This is one of those blog posts where I appreciate an underrated food. Yes, humble sliced bread lightly browned on both sides.
Nothing in life is simple, and good toast isn't just a matter of whacking the sliced stuff in the nukifier and slopping on the topping of choice when it pops out again. No, toast has to be done right.
First, you need one technique for real bread (which doesn't need toasting anyway - better fresh) and another for the stuff you get in gaudy plastic bags with the little plastic doohicky and an expiry date about a week in the future.
This post is about the latter.
First, let me describe the different kinds of toast. The worst kind, to me, is a slice which is spread with marge the instant it hit the plate. The problem here is that the huge amount of heat in the bread melts all the marge, the bread collapses and you end up with a damp flannel with chewy edges.

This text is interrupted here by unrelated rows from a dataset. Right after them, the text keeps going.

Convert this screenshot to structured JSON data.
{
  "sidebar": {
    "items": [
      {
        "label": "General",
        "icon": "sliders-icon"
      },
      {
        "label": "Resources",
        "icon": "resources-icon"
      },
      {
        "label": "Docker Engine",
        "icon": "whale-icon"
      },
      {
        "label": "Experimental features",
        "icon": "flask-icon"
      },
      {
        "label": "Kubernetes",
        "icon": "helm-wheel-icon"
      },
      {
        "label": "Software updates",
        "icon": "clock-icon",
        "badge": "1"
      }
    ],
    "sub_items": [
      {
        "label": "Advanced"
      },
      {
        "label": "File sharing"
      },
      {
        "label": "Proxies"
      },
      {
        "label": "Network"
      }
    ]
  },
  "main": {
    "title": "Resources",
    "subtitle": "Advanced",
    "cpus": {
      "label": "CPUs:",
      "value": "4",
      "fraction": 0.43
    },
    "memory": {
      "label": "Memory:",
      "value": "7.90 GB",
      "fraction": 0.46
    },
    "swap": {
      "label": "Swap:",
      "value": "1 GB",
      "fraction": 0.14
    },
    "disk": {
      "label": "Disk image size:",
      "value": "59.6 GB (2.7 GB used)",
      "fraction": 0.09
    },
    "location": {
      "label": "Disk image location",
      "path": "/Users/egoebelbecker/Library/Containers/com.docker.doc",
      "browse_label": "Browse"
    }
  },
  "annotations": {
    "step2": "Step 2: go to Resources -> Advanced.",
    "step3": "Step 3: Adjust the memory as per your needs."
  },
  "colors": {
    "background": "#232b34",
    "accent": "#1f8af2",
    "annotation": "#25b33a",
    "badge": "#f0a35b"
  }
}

Yuk.
Better is a slightly cooled slice which holds its shape, where the heat softens the marge (or butter, if that's your thing) and which goes CRUNCH when you bite it.

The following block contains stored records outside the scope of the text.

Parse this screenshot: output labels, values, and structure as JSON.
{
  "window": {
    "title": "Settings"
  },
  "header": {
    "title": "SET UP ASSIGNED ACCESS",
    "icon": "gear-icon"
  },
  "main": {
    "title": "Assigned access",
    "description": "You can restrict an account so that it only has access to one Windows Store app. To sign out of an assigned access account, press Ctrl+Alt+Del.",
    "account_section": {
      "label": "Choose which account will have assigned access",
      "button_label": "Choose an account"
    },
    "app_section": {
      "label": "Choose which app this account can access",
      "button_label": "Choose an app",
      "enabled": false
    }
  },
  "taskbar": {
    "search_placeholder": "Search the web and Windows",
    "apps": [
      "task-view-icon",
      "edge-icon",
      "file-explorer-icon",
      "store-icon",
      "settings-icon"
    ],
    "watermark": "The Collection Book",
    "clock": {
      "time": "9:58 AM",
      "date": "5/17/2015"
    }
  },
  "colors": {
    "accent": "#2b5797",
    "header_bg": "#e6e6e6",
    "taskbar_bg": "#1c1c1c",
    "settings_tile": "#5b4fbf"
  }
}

There's a reason they invented toast racks, you know, and it wasn't just so you could stand it all in a neat row. See, the bread still contains a load of moisture after toasting, and if you lay the stuff on a plate it'll just make a damp spot. Yuk again.

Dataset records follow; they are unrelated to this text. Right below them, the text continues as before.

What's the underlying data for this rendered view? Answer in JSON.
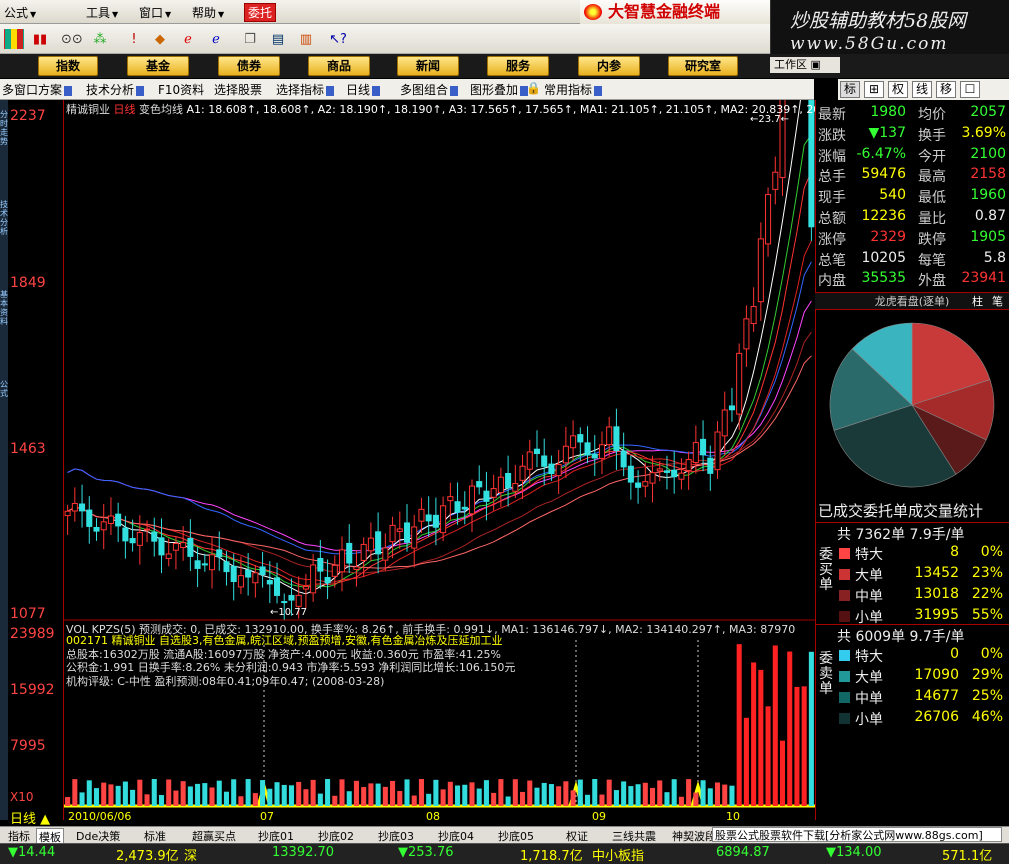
{
  "menu": {
    "items": [
      "公式",
      "工具",
      "窗口",
      "帮助"
    ],
    "weituo": "委托",
    "brand": "大智慧金融终端"
  },
  "watermark": {
    "line1": "炒股辅助教材58股网",
    "line2": "www.58Gu.com"
  },
  "nav": {
    "buttons": [
      "指数",
      "基金",
      "债券",
      "商品",
      "新闻",
      "服务",
      "内参",
      "研究室"
    ],
    "workarea": "工作区"
  },
  "funcbar": {
    "items": [
      "多窗口方案",
      "技术分析",
      "F10资料",
      "选择股票",
      "选择指标",
      "日线",
      "多图组合",
      "图形叠加",
      "常用指标"
    ]
  },
  "rtabs": [
    "标",
    "⊞",
    "权",
    "线",
    "移",
    "☐"
  ],
  "leftstrip": [
    "分时走势",
    "技术分析",
    "基本资料",
    "公式"
  ],
  "chart": {
    "stock_name": "精诚铜业",
    "period": "日线",
    "indicator": "变色均线",
    "ma_text": "A1: 18.608↑, 18.608↑, A2: 18.190↑, 18.190↑, A3: 17.565↑, 17.565↑, MA1: 21.105↑, 21.105↑, MA2: 20.839↑, 20.8",
    "y_labels": [
      "2237",
      "1849",
      "1463",
      "1077"
    ],
    "low_label": "←10.77",
    "high_label": "←23.7←"
  },
  "volume": {
    "title": "VOL KPZS(5) 预测成交: 0, 已成交: 132910.00, 换手率%: 8.26↑, 前手换手: 0.991↓, MA1: 136146.797↓, MA2: 134140.297↑, MA3: 87970",
    "y_labels": [
      "23989",
      "15992",
      "7995",
      "X10"
    ],
    "date_labels": [
      "2010/06/06",
      "07",
      "08",
      "09",
      "10"
    ]
  },
  "info_lines": [
    "002171 精诚铜业 自选股3,有色金属,皖江区域,预盈预增,安徽,有色金属冶炼及压延加工业",
    "总股本:16302万股 流通A股:16097万股 净资产:4.000元 收益:0.360元 市盈率:41.25%",
    "公积金:1.991 日换手率:8.26% 未分利润:0.943 市净率:5.593 净利润同比增长:106.150元",
    "机构评级: C-中性 盈利预测:08年0.41;09年0.47; (2008-03-28)"
  ],
  "quote": {
    "rows": [
      {
        "l1": "最新",
        "v1": "1980",
        "c1": "green",
        "l2": "均价",
        "v2": "2057",
        "c2": "green"
      },
      {
        "l1": "涨跌",
        "v1": "▼137",
        "c1": "green",
        "l2": "换手",
        "v2": "3.69%",
        "c2": "yellow"
      },
      {
        "l1": "涨幅",
        "v1": "-6.47%",
        "c1": "green",
        "l2": "今开",
        "v2": "2100",
        "c2": "green"
      },
      {
        "l1": "总手",
        "v1": "59476",
        "c1": "yellow",
        "l2": "最高",
        "v2": "2158",
        "c2": "red"
      },
      {
        "l1": "现手",
        "v1": "540",
        "c1": "yellow",
        "l2": "最低",
        "v2": "1960",
        "c2": "green"
      },
      {
        "l1": "总额",
        "v1": "12236",
        "c1": "yellow",
        "l2": "量比",
        "v2": "0.87",
        "c2": "white"
      },
      {
        "l1": "涨停",
        "v1": "2329",
        "c1": "red",
        "l2": "跌停",
        "v2": "1905",
        "c2": "green"
      },
      {
        "l1": "总笔",
        "v1": "10205",
        "c1": "white",
        "l2": "每笔",
        "v2": "5.8",
        "c2": "white"
      },
      {
        "l1": "内盘",
        "v1": "35535",
        "c1": "green",
        "l2": "外盘",
        "v2": "23941",
        "c2": "red"
      }
    ],
    "lhk": "龙虎看盘(逐单)",
    "lhk_tabs": [
      "柱",
      "笔"
    ]
  },
  "pie": {
    "title": "已成交委托单成交量统计",
    "slices": [
      0.2,
      0.12,
      0.09,
      0.29,
      0.17,
      0.13
    ],
    "colors": [
      "#c83a3a",
      "#a52a2a",
      "#5a1a1a",
      "#1a3a3a",
      "#2a6a6a",
      "#3ab5c0"
    ]
  },
  "buy": {
    "label": "委买单",
    "summary": "共 7362单 7.9手/单",
    "rows": [
      {
        "name": "特大",
        "vol": "8",
        "pct": "0%",
        "color": "#f44"
      },
      {
        "name": "大单",
        "vol": "13452",
        "pct": "23%",
        "color": "#c33"
      },
      {
        "name": "中单",
        "vol": "13018",
        "pct": "22%",
        "color": "#822"
      },
      {
        "name": "小单",
        "vol": "31995",
        "pct": "55%",
        "color": "#511"
      }
    ]
  },
  "sell": {
    "label": "委卖单",
    "summary": "共 6009单 9.7手/单",
    "rows": [
      {
        "name": "特大",
        "vol": "0",
        "pct": "0%",
        "color": "#3ce"
      },
      {
        "name": "大单",
        "vol": "17090",
        "pct": "29%",
        "color": "#299"
      },
      {
        "name": "中单",
        "vol": "14677",
        "pct": "25%",
        "color": "#166"
      },
      {
        "name": "小单",
        "vol": "26706",
        "pct": "46%",
        "color": "#133"
      }
    ]
  },
  "bottom_tabs": [
    "指标",
    "模板",
    "Dde决策",
    "标准",
    "超赢买点",
    "抄底01",
    "抄底02",
    "抄底03",
    "抄底04",
    "抄底05",
    "权证",
    "三线共震",
    "神契波段"
  ],
  "period_label": "日线",
  "adline": "股票公式股票软件下载[分析家公式网www.88gs.com]",
  "status": {
    "idx1": "▼14.44",
    "amt1": "2,473.9亿",
    "mkt1": "深",
    "idx2": "13392.70",
    "chg2": "▼253.76",
    "amt2": "1,718.7亿",
    "mkt2": "中小板指",
    "idx3": "6894.87",
    "chg3": "▼134.00",
    "amt3": "571.1亿"
  },
  "colors": {
    "up": "#ff3333",
    "down": "#33e0e0",
    "ma_short": "#ffffff",
    "ma_mid": "#ffff00",
    "frame": "#aa0000"
  }
}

I'm a four slice guy, so four slices go into the toaster, which has the dial set to 3/4. Once they pop I leave them to cool for about five minutes. Is it ready after that?
Set the dial to 1/4 and give the toast another dose. This will dump more of the moisture and give you that all-important crunch. Incidentally, bis cuit is french for cooked twice, and biscuit toast is just how I like it. (If you use thin bread adjust the times downward or you'll end up with particle board.)
Remove the toast and - vital - make a tent on your plate with the slices. If you have a toast rack, great, but this works just as well. Let it cool for a couple of minutes and THEN do the spreading.
Now a note on the bread. For years I've worked my way through sliced loaves, always leaving the endy bit on top to keep the upper slice fresh. Once I reached the end of the bag, into the bin it went, along with both of the endy bits.
A week ago, facing endy bits or no toast, I slung them into the machine. POW! Best toast ever. Now I hoard those endy bits for special occasions.
Must go - the toast just popped and today I have three endy bits to enjoy.
(And if you have a toast method you wish to share, feel free to comment. Maybe we can start a PAHBB society - People for the Appreciation of Hot Browned Bread.)
Simon Haynes is the author of the Hal Spacejock and Hal Junior series (Amazon / Smashwords / other formats)